:: What needs to be done ::
Copy out each line featuring the string "text" from the entries beneath.

Stored records:
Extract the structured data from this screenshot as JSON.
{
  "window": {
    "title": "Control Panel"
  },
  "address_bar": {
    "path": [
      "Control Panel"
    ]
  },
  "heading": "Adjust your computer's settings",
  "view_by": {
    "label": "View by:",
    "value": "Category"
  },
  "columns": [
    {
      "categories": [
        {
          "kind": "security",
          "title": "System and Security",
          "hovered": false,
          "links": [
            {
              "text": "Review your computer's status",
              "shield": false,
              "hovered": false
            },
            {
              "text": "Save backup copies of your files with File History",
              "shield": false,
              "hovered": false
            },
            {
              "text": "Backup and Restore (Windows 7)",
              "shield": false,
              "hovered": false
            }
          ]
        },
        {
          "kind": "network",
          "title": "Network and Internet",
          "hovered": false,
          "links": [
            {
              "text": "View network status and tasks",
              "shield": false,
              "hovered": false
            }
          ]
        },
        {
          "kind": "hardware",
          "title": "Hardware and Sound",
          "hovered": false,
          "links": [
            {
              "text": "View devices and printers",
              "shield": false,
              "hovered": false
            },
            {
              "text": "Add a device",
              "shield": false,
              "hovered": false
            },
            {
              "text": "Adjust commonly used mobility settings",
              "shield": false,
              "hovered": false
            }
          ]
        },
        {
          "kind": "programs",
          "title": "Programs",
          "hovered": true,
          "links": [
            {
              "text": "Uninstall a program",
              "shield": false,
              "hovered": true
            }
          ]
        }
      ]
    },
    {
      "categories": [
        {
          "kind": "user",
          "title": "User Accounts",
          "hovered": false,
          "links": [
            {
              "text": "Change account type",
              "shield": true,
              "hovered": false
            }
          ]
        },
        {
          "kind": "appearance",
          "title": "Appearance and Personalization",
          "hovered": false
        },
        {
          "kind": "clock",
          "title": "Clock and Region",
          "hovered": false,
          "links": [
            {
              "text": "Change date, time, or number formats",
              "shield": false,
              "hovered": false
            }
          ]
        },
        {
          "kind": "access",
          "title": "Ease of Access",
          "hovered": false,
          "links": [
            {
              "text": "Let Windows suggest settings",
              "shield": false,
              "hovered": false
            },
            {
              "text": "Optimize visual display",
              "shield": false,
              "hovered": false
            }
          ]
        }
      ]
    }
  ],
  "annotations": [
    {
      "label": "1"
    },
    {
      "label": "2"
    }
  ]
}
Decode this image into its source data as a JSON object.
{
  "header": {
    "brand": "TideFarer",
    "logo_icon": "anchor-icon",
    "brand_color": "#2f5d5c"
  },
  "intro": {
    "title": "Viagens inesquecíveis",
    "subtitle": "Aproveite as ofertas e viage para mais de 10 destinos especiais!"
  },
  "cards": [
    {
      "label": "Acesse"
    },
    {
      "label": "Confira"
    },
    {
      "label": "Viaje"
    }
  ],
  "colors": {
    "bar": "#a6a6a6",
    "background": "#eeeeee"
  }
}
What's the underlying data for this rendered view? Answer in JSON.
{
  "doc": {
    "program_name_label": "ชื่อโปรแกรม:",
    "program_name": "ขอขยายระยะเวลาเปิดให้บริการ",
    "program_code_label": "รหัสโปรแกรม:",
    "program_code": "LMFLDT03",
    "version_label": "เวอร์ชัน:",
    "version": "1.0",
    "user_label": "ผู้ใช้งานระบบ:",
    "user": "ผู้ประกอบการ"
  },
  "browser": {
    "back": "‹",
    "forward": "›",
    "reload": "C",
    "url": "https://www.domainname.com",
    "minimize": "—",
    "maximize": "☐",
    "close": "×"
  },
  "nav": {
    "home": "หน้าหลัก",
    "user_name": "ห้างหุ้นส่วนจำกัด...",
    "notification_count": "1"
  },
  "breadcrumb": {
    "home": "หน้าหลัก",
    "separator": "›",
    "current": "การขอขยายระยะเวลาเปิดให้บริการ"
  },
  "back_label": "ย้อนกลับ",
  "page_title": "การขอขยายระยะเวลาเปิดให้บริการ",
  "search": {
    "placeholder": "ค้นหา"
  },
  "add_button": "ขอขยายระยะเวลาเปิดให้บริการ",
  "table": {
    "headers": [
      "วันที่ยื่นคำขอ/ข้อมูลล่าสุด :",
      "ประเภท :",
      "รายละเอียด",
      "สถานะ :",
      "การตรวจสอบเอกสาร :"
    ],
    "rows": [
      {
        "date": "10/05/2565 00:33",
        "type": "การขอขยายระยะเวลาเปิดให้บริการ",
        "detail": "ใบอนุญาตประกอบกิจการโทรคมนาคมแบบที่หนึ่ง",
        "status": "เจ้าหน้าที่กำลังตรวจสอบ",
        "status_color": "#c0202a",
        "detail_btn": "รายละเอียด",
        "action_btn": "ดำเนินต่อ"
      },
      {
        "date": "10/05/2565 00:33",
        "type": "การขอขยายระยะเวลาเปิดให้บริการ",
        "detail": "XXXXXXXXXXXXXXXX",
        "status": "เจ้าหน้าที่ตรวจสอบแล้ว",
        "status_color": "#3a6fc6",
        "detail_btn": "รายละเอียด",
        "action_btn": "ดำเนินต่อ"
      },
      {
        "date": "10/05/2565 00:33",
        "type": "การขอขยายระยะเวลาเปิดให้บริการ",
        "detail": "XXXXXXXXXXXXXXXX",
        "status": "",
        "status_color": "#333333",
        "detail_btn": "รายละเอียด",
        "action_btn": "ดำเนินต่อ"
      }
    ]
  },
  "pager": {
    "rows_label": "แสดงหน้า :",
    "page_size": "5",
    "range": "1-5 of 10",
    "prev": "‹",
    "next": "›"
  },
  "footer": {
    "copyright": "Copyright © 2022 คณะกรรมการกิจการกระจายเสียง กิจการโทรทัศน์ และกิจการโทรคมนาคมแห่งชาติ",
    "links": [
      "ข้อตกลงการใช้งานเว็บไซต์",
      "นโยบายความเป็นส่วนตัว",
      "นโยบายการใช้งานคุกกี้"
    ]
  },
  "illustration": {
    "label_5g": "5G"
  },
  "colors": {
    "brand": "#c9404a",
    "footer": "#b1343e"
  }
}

:: Exercise result ::
              "text": "Review your computer's status",
              "text": "Save backup copies of your files with File History",
              "text": "Backup and Restore (Windows 7)",
              "text": "View network status and tasks",
              "text": "View devices and printers",
              "text": "Add a device",
              "text": "Adjust commonly used mobility settings",
              "text": "Uninstall a program",
              "text": "Change account type",
              "text": "Change date, time, or number formats",
              "text": "Let Windows suggest settings",
              "text": "Optimize visual display",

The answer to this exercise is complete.